With this being the third question in which the former VP had to refer to the mandatory application of law, one may be starting to sense a theme. Biden admits that making “the same time for the same crime” enforced federally resulted in many more people serving time behind bars, yet seemed to show no awareness that federally mandated early school starts or vaccine rollouts could suffer from a similar set of unintended consequences.
Moving forward with policing, Biden stated that to deal with bad police officers, he would have the federal government go in and make the determination as to whether an officer should be tried. And if so, local prosecutors would be barred from doing so, while an outside prosecutor would be brought in. Quite what ramifications this could lead to remained unaddressed.
The presidential hopeful also said that there would be psychological tests for incoming recruits. He did not elaborate on how likely these tests would be to devolve into ideological purity assessments.
According to Joe Biden, people in the LGBTQ community should be very afraid of a Justice Amy Coney Barrett. He posited that while there is disagreement among constitutional scholars on whether Trump has the right to put forward a nominee, he believes that these confirmation hearings should not be taking place.
However, a somewhat confusing element emerged in this discussion when he was asked by Stephanopoulos if he still agreed with his statements from a year ago that expanding the Supreme Court was a bad idea. The host quoted, “I would not get into court-packing. I would not pack the court.” He then challenged Biden, suggesting the former VP’s recent statements contradict this stance. Biden’s answer was almost Kafkaesque in its process:
“If I had answered the question directly, then all the focus would be on what is Biden going to do if he wins. Instead of on is it appropriate what is going on now. And this is what the president loves to do: Always take our eye off the ball.”
Biden claimed that he was still not a fan of court-packing but that it would depend not on whether Trump wins, but on how the situation is handled. Currently, the nomination is taking place in full accordance with the Constitution, so it is not overtly clear what Biden’s argument here was. To Stephanopoulos’ credit, he did try to push his interviewee on what precisely this meant. Biden responded that if the Senate voted on the nomination before the election, he would consider it, and was finally pushed to say that the voters would know his position before November 3.
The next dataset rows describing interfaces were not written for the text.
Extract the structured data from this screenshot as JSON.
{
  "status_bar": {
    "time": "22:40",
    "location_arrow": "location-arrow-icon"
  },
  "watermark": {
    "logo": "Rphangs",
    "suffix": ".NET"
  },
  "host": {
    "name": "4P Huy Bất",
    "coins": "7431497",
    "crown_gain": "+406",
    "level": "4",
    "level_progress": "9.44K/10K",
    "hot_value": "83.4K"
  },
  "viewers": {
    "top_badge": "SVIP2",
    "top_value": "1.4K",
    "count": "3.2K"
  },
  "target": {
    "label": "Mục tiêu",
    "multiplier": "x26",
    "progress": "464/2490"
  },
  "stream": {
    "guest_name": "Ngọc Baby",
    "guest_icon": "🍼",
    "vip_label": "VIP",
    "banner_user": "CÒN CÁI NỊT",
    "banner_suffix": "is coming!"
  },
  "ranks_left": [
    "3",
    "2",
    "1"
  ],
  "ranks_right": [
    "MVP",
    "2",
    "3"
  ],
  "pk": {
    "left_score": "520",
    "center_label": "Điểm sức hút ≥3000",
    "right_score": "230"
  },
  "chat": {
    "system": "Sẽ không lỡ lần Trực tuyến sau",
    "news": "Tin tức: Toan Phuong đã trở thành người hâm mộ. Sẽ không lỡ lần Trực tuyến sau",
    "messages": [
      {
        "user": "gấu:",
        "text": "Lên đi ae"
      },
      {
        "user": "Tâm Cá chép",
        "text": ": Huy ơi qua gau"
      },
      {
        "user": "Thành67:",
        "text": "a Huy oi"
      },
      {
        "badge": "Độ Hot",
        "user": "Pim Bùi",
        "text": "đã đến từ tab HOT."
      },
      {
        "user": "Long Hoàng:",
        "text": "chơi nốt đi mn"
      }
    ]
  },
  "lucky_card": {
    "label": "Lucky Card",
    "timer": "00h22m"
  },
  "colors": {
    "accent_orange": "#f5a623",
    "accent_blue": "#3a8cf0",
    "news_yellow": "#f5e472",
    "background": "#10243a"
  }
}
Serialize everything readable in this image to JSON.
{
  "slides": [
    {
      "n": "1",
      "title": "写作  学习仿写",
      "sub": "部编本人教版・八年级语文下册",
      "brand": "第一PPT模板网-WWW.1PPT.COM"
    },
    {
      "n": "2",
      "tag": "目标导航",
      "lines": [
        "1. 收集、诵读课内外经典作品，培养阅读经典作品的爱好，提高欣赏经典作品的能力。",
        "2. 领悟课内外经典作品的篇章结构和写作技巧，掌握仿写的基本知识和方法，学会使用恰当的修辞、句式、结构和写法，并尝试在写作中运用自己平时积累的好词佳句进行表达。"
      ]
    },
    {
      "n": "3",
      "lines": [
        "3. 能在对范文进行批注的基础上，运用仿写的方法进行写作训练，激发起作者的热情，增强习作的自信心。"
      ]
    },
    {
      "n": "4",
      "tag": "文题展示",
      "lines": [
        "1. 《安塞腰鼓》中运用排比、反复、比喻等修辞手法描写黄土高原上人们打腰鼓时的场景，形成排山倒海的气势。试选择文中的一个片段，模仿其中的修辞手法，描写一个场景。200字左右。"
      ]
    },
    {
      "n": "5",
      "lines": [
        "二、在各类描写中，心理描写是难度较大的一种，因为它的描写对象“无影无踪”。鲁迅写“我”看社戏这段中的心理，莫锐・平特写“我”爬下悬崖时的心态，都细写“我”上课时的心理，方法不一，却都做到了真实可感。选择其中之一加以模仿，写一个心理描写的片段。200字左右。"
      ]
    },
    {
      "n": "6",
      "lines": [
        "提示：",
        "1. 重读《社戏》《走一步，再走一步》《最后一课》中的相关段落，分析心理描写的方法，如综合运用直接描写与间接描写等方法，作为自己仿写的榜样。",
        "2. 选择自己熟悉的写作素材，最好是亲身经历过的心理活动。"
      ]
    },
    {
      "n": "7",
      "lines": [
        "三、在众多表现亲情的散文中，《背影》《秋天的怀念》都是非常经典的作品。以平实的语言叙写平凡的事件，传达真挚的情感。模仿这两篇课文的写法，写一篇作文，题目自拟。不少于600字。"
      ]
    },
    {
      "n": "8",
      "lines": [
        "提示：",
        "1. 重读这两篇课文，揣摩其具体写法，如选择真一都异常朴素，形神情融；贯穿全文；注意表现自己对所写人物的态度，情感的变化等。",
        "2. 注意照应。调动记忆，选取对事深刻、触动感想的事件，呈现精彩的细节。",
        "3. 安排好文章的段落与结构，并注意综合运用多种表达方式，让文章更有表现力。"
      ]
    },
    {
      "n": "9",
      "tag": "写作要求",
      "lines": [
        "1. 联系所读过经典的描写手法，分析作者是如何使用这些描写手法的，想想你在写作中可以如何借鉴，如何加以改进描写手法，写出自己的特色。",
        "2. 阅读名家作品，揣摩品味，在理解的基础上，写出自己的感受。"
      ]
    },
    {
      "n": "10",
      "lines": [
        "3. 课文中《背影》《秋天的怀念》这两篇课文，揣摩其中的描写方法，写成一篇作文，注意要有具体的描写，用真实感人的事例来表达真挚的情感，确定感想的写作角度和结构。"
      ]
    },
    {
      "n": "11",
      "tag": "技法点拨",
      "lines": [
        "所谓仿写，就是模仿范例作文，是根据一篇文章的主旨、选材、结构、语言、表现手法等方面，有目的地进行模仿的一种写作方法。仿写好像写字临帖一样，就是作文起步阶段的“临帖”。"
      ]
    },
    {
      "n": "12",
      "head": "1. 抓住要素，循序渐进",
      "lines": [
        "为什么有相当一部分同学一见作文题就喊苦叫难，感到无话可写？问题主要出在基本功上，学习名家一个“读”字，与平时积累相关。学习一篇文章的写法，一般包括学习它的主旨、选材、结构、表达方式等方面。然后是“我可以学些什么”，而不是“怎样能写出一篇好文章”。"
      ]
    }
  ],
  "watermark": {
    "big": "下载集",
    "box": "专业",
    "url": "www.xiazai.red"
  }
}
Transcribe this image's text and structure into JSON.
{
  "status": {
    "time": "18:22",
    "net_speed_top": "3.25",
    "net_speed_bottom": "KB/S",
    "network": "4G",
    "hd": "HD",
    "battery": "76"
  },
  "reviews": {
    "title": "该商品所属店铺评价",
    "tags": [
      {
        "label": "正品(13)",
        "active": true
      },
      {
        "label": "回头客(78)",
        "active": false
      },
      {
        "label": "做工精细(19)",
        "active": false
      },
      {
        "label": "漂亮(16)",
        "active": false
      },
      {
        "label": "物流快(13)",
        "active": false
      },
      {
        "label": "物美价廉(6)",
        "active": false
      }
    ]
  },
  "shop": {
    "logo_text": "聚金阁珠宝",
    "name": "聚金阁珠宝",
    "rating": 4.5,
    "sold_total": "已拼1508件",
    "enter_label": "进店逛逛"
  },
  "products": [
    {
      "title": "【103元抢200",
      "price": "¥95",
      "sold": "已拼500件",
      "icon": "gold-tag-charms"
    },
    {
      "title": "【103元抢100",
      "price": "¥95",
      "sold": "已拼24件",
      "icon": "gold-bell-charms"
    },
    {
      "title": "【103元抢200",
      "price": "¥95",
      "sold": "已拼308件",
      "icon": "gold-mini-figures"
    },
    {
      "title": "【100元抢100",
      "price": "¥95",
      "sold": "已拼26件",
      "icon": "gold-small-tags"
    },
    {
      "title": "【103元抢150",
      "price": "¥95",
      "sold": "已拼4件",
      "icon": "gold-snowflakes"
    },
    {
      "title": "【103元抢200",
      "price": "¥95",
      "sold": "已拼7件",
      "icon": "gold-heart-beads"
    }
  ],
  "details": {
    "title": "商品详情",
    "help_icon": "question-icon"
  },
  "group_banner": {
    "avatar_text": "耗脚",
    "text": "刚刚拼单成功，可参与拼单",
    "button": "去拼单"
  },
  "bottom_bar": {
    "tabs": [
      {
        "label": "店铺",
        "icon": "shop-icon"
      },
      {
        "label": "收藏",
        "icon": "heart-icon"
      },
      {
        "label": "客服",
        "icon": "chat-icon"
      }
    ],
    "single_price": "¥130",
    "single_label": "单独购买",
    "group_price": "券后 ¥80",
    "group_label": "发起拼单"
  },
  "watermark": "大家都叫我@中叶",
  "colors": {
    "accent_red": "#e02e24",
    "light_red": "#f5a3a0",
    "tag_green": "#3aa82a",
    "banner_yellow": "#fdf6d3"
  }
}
As the evening began wrapping up, Biden was asked by a self-identified Republican whether Trump’s foreign policy deserved credit. “A little, but not a whole lot,” responded the candidate. He then went on to pitch the idea that American troops had bounties on their heads in Afghanistan – a position for which not a single intelligence figure has found any evidence – and blame Trump for the political situations in both Hungary and Belarus, two countries in which the administration has had very little involvement. Although in one lighter moment, Biden did suggest that Trump learned “the Art of the Steal” from China’s Xi Jinping.
Joe Biden is a lifelong politician. Despite his apparent cognitive issues, he can handle a Town Hall and even a debate without breaking much of a sweat. His performance was confident and well-received by the press. But the implications that came with his answers have so far been ignored by the Fourth Estate.
Make no mistake, the candidate’s vision for the country relies on federal mandates and a complete restructuring of what it means to be an American. This may please a subsection of voters who have decided that the United States is broken, but for those who value the separation of powers and state independence, it could be an alarming prospect.
Liberty Nation also has an analysis of President Trump’s Town Hall.
Read more from Mark Angelides.